**Information shown**
____________

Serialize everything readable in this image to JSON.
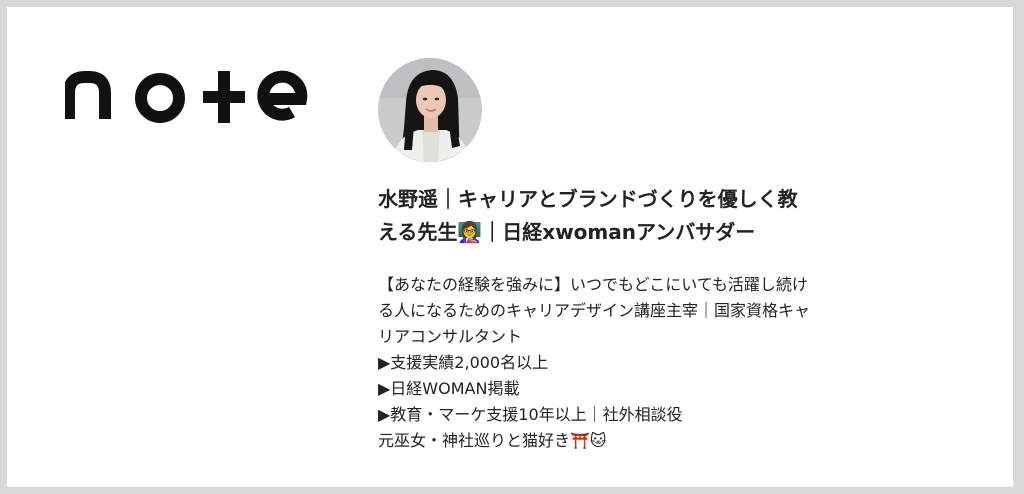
{
  "brand": {
    "logo_text": "note"
  },
  "profile": {
    "title_lines": [
      "水野遥｜キャリアとブランドづくりを優しく教",
      "える先生👩‍🏫｜日経xwomanアンバサダー"
    ],
    "bio_lines": [
      "【あなたの経験を強みに】いつでもどこにいても活躍し続け",
      "る人になるためのキャリアデザイン講座主宰｜国家資格キャ",
      "リアコンサルタント",
      "▶支援実績2,000名以上",
      "▶日経WOMAN掲載",
      "▶教育・マーケ支援10年以上｜社外相談役",
      "元巫女・神社巡りと猫好き⛩️🐱"
    ]
  },
  "colors": {
    "background": "#ffffff",
    "border": "#d8d8d8",
    "text": "#222222",
    "logo": "#111111"
  }
}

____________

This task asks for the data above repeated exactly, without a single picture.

**Written answer**
Serialize everything readable in this image to JSON.
{
  "brand": {
    "logo_text": "note"
  },
  "profile": {
    "title_lines": [
      "水野遥｜キャリアとブランドづくりを優しく教",
      "える先生👩‍🏫｜日経xwomanアンバサダー"
    ],
    "bio_lines": [
      "【あなたの経験を強みに】いつでもどこにいても活躍し続け",
      "る人になるためのキャリアデザイン講座主宰｜国家資格キャ",
      "リアコンサルタント",
      "▶支援実績2,000名以上",
      "▶日経WOMAN掲載",
      "▶教育・マーケ支援10年以上｜社外相談役",
      "元巫女・神社巡りと猫好き⛩️🐱"
    ]
  },
  "colors": {
    "background": "#ffffff",
    "border": "#d8d8d8",
    "text": "#222222",
    "logo": "#111111"
  }
}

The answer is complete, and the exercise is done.